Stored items
____
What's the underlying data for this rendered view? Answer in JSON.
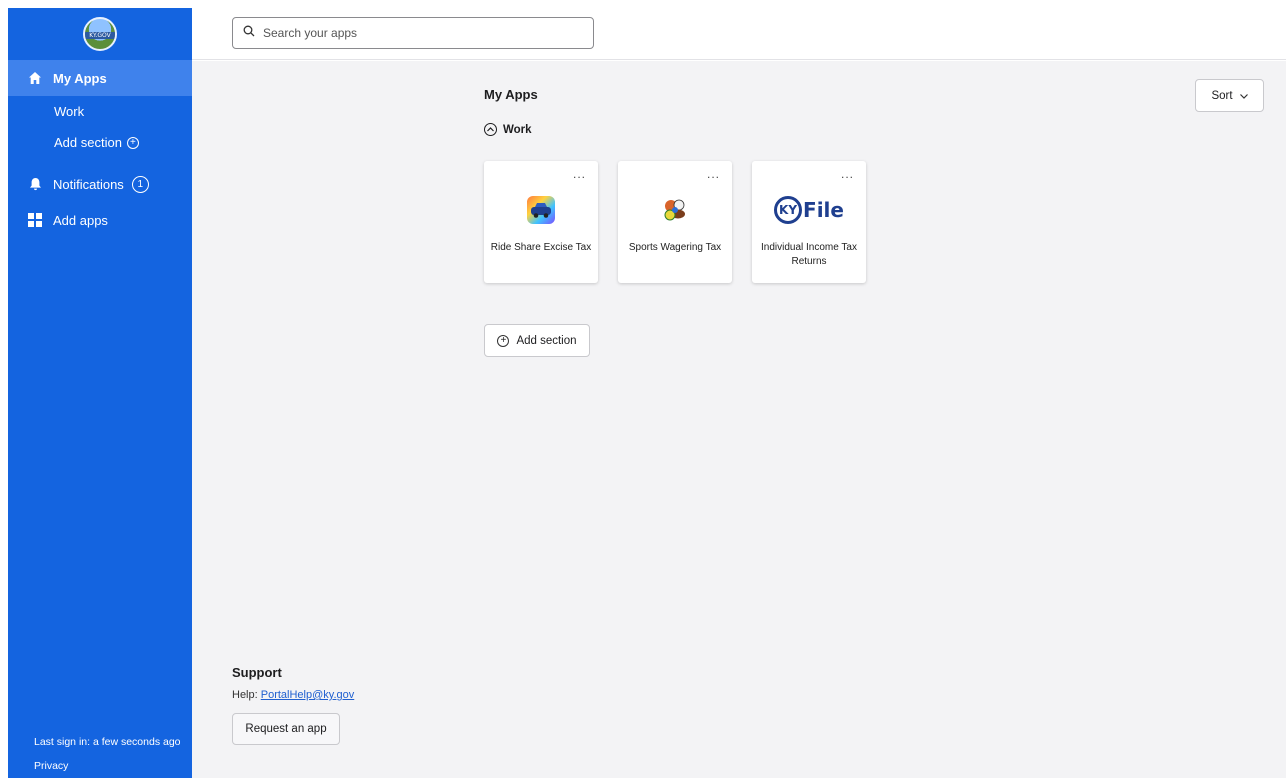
{
  "sidebar": {
    "logo_text": "KY.GOV",
    "items": [
      {
        "label": "My Apps",
        "icon": "home-icon"
      },
      {
        "label": "Work"
      },
      {
        "label": "Add section"
      },
      {
        "label": "Notifications",
        "badge": "1",
        "icon": "bell-icon"
      },
      {
        "label": "Add apps",
        "icon": "grid-icon"
      }
    ],
    "footer": {
      "last_sign_in": "Last sign in: a few seconds ago",
      "privacy": "Privacy"
    }
  },
  "search": {
    "placeholder": "Search your apps"
  },
  "main": {
    "title": "My Apps",
    "sort_label": "Sort",
    "section_title": "Work",
    "apps": [
      {
        "name": "Ride Share Excise Tax",
        "more": "..."
      },
      {
        "name": "Sports Wagering Tax",
        "more": "..."
      },
      {
        "name": "Individual Income Tax Returns",
        "more": "...",
        "logo_text_ky": "KY",
        "logo_text_file": "File"
      }
    ],
    "add_section_label": "Add section"
  },
  "support": {
    "title": "Support",
    "help_prefix": "Help:",
    "help_email": "PortalHelp@ky.gov",
    "request_label": "Request an app"
  },
  "colors": {
    "sidebar": "#1464e0",
    "sidebar_active": "#3f82ec",
    "main_bg": "#f3f3f5"
  }
}
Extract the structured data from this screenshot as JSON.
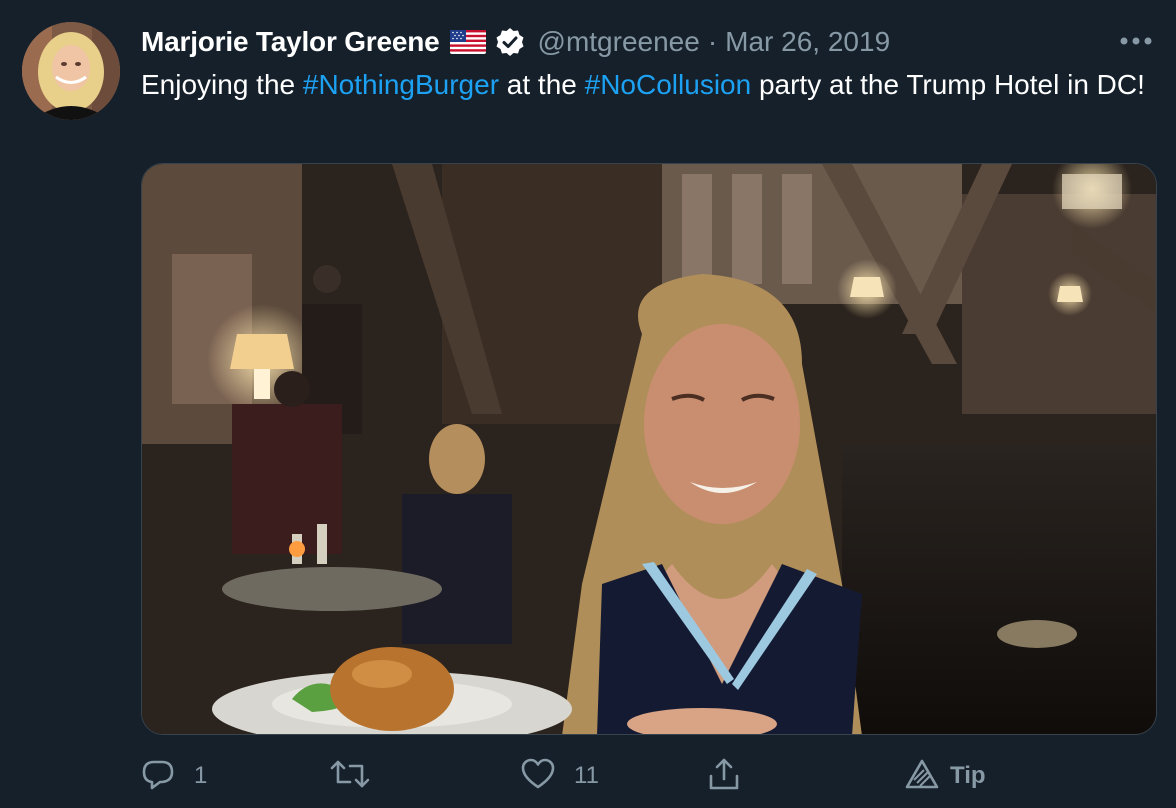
{
  "tweet": {
    "author_name": "Marjorie Taylor Greene",
    "flag_icon": "us-flag-icon",
    "verified_icon": "verified-badge-icon",
    "handle": "@mtgreenee",
    "separator": "·",
    "date": "Mar 26, 2019",
    "text_segments": [
      {
        "type": "text",
        "value": "Enjoying the "
      },
      {
        "type": "hashtag",
        "value": "#NothingBurger"
      },
      {
        "type": "text",
        "value": " at the "
      },
      {
        "type": "hashtag",
        "value": "#NoCollusion"
      },
      {
        "type": "text",
        "value": " party at the Trump Hotel in DC!"
      }
    ],
    "colors": {
      "background": "#15202b",
      "hashtag": "#1da1f2",
      "secondary_text": "#8899a6"
    }
  },
  "actions": {
    "reply": {
      "icon": "reply-icon",
      "count": "1"
    },
    "retweet": {
      "icon": "retweet-icon",
      "count": ""
    },
    "like": {
      "icon": "like-heart-icon",
      "count": "11"
    },
    "share": {
      "icon": "share-icon"
    },
    "tip": {
      "icon": "tip-icon",
      "label": "Tip"
    }
  },
  "more_icon": "more-options-icon"
}
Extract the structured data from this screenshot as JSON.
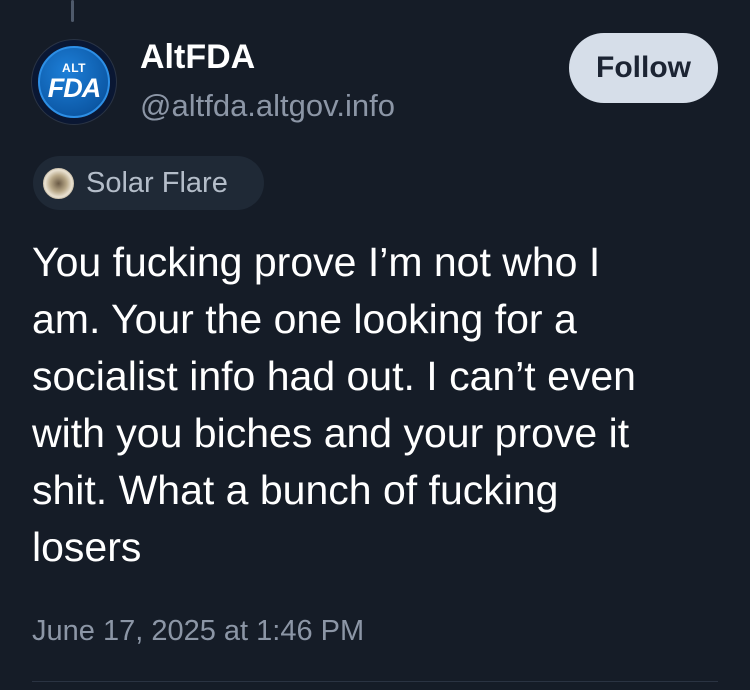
{
  "author": {
    "display_name": "AltFDA",
    "handle": "@altfda.altgov.info",
    "avatar": {
      "top_text": "ALT",
      "main_text": "FDA"
    }
  },
  "actions": {
    "follow_label": "Follow"
  },
  "label_chip": {
    "icon": "labeler-badge-icon",
    "text": "Solar Flare"
  },
  "post": {
    "lines": [
      "You fucking prove I’m not who I",
      "am. Your the one looking for a",
      "socialist info had out. I can’t even",
      "with you biches and your prove it",
      "shit. What a bunch of fucking",
      "losers"
    ],
    "timestamp": "June 17, 2025 at 1:46 PM"
  },
  "colors": {
    "background": "#151c27",
    "follow_button_bg": "#d6dee9",
    "secondary_text": "#8c96a6"
  }
}
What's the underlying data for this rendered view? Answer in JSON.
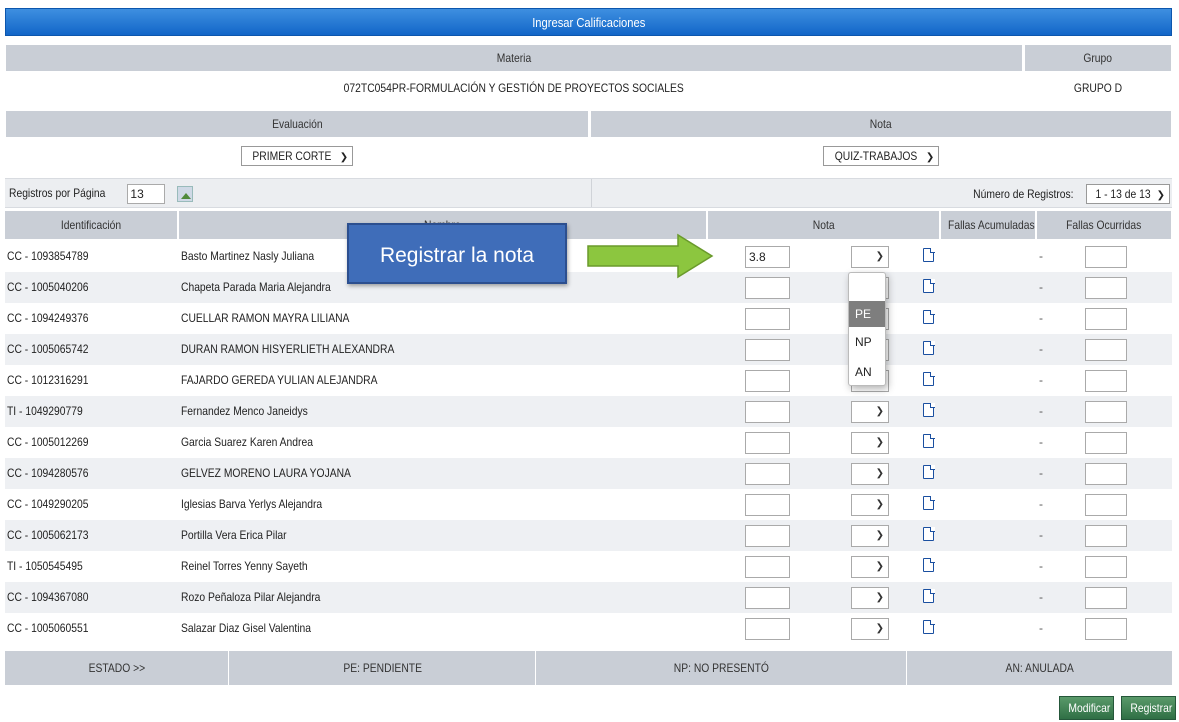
{
  "title": "Ingresar Calificaciones",
  "materia": {
    "header": "Materia",
    "value": "072TC054PR-FORMULACIÓN Y GESTIÓN DE PROYECTOS SOCIALES"
  },
  "grupo": {
    "header": "Grupo",
    "value": "GRUPO D"
  },
  "evaluacion": {
    "header": "Evaluación",
    "selected": "PRIMER CORTE"
  },
  "nota_tipo": {
    "header": "Nota",
    "selected": "QUIZ-TRABAJOS"
  },
  "registros": {
    "label": "Registros por Página",
    "value": "13",
    "count_label": "Número de Registros:",
    "count_selected": "1 - 13 de 13"
  },
  "columns": {
    "id": "Identificación",
    "name": "Nombre",
    "nota": "Nota",
    "fallas_acumuladas": "Fallas Acumuladas",
    "fallas_ocurridas": "Fallas Ocurridas"
  },
  "students": [
    {
      "id": "CC - 1093854789",
      "name": "Basto Martinez Nasly Juliana",
      "nota": "3.8",
      "fallas": "-"
    },
    {
      "id": "CC - 1005040206",
      "name": "Chapeta Parada Maria Alejandra",
      "nota": "",
      "fallas": "-"
    },
    {
      "id": "CC - 1094249376",
      "name": "CUELLAR RAMON MAYRA LILIANA",
      "nota": "",
      "fallas": "-"
    },
    {
      "id": "CC - 1005065742",
      "name": "DURAN RAMON HISYERLIETH ALEXANDRA",
      "nota": "",
      "fallas": "-"
    },
    {
      "id": "CC - 1012316291",
      "name": "FAJARDO GEREDA YULIAN ALEJANDRA",
      "nota": "",
      "fallas": "-"
    },
    {
      "id": "TI - 1049290779",
      "name": "Fernandez Menco Janeidys",
      "nota": "",
      "fallas": "-"
    },
    {
      "id": "CC - 1005012269",
      "name": "Garcia Suarez Karen Andrea",
      "nota": "",
      "fallas": "-"
    },
    {
      "id": "CC - 1094280576",
      "name": "GELVEZ MORENO LAURA YOJANA",
      "nota": "",
      "fallas": "-"
    },
    {
      "id": "CC - 1049290205",
      "name": "Iglesias Barva Yerlys Alejandra",
      "nota": "",
      "fallas": "-"
    },
    {
      "id": "CC - 1005062173",
      "name": "Portilla Vera Erica Pilar",
      "nota": "",
      "fallas": "-"
    },
    {
      "id": "TI - 1050545495",
      "name": "Reinel Torres Yenny Sayeth",
      "nota": "",
      "fallas": "-"
    },
    {
      "id": "CC - 1094367080",
      "name": "Rozo Peñaloza Pilar Alejandra",
      "nota": "",
      "fallas": "-"
    },
    {
      "id": "CC - 1005060551",
      "name": "Salazar Diaz Gisel Valentina",
      "nota": "",
      "fallas": "-"
    }
  ],
  "dropdown_options": [
    "",
    "PE",
    "NP",
    "AN"
  ],
  "callout": "Registrar la nota",
  "legend": {
    "estado": "ESTADO >>",
    "pe": "PE: PENDIENTE",
    "np": "NP: NO PRESENTÓ",
    "an": "AN: ANULADA"
  },
  "buttons": {
    "modificar": "Modificar",
    "registrar": "Registrar"
  },
  "colors": {
    "title_bar": "#1a6fd0",
    "header_gray": "#c9ced6",
    "callout": "#3f6db9",
    "arrow": "#8cc63f",
    "button": "#3d7d52"
  },
  "icons": {
    "doc": "document-icon",
    "chevron": "chevron-down-icon",
    "broken_image": "image-icon"
  }
}
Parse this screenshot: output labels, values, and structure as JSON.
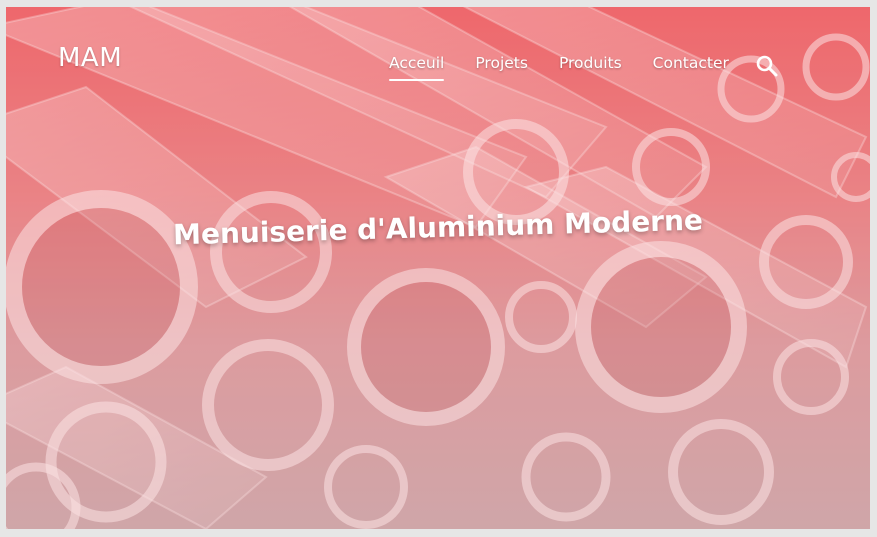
{
  "brand": {
    "logo": "MAM"
  },
  "nav": {
    "items": [
      {
        "label": "Acceuil",
        "active": true
      },
      {
        "label": "Projets",
        "active": false
      },
      {
        "label": "Produits",
        "active": false
      },
      {
        "label": "Contacter",
        "active": false
      }
    ],
    "search_icon": "search-icon"
  },
  "hero": {
    "headline": "Menuiserie d'Aluminium Moderne"
  },
  "colors": {
    "accent_top": "#ee6a6e",
    "accent_bottom": "#c9b6b8",
    "text": "#ffffff"
  }
}
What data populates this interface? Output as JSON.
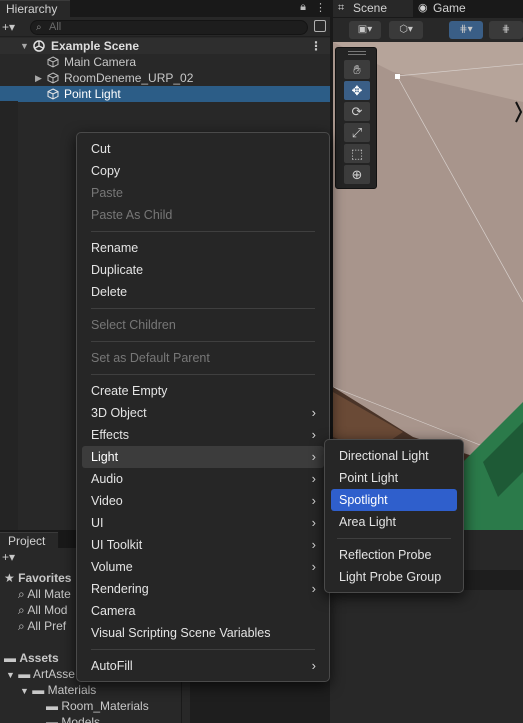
{
  "hierarchy": {
    "tab_label": "Hierarchy",
    "search_placeholder": "All",
    "scene_name": "Example Scene",
    "items": [
      {
        "label": "Main Camera"
      },
      {
        "label": "RoomDeneme_URP_02"
      },
      {
        "label": "Point Light"
      }
    ]
  },
  "scene_view": {
    "tabs": [
      {
        "label": "Scene"
      },
      {
        "label": "Game"
      }
    ]
  },
  "project": {
    "tab_label": "Project",
    "tree": [
      {
        "label": "Favorites"
      },
      {
        "label": "All Mate"
      },
      {
        "label": "All Mod"
      },
      {
        "label": "All Pref"
      },
      {
        "label": "Assets"
      },
      {
        "label": "ArtAsse"
      },
      {
        "label": "Materials"
      },
      {
        "label": "Room_Materials"
      },
      {
        "label": "Models"
      }
    ]
  },
  "context_menu": {
    "items": [
      {
        "label": "Cut",
        "enabled": true
      },
      {
        "label": "Copy",
        "enabled": true
      },
      {
        "label": "Paste",
        "enabled": false
      },
      {
        "label": "Paste As Child",
        "enabled": false
      },
      {
        "label": "Rename",
        "enabled": true
      },
      {
        "label": "Duplicate",
        "enabled": true
      },
      {
        "label": "Delete",
        "enabled": true
      },
      {
        "label": "Select Children",
        "enabled": false
      },
      {
        "label": "Set as Default Parent",
        "enabled": false
      },
      {
        "label": "Create Empty",
        "enabled": true
      },
      {
        "label": "3D Object",
        "enabled": true,
        "submenu": true
      },
      {
        "label": "Effects",
        "enabled": true,
        "submenu": true
      },
      {
        "label": "Light",
        "enabled": true,
        "submenu": true,
        "active": true
      },
      {
        "label": "Audio",
        "enabled": true,
        "submenu": true
      },
      {
        "label": "Video",
        "enabled": true,
        "submenu": true
      },
      {
        "label": "UI",
        "enabled": true,
        "submenu": true
      },
      {
        "label": "UI Toolkit",
        "enabled": true,
        "submenu": true
      },
      {
        "label": "Volume",
        "enabled": true,
        "submenu": true
      },
      {
        "label": "Rendering",
        "enabled": true,
        "submenu": true
      },
      {
        "label": "Camera",
        "enabled": true
      },
      {
        "label": "Visual Scripting Scene Variables",
        "enabled": true
      },
      {
        "label": "AutoFill",
        "enabled": true,
        "submenu": true
      }
    ]
  },
  "light_submenu": {
    "items": [
      {
        "label": "Directional Light"
      },
      {
        "label": "Point Light"
      },
      {
        "label": "Spotlight",
        "highlighted": true
      },
      {
        "label": "Area Light"
      },
      {
        "label": "Reflection Probe"
      },
      {
        "label": "Light Probe Group"
      }
    ]
  },
  "colors": {
    "selection_blue": "#2c5d87",
    "menu_highlight": "#2f5fcc",
    "menu_bg": "#262626",
    "panel_bg": "#282828",
    "floor_green": "#2b7a4a",
    "wall": "#a8958c"
  }
}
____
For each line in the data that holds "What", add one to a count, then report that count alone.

4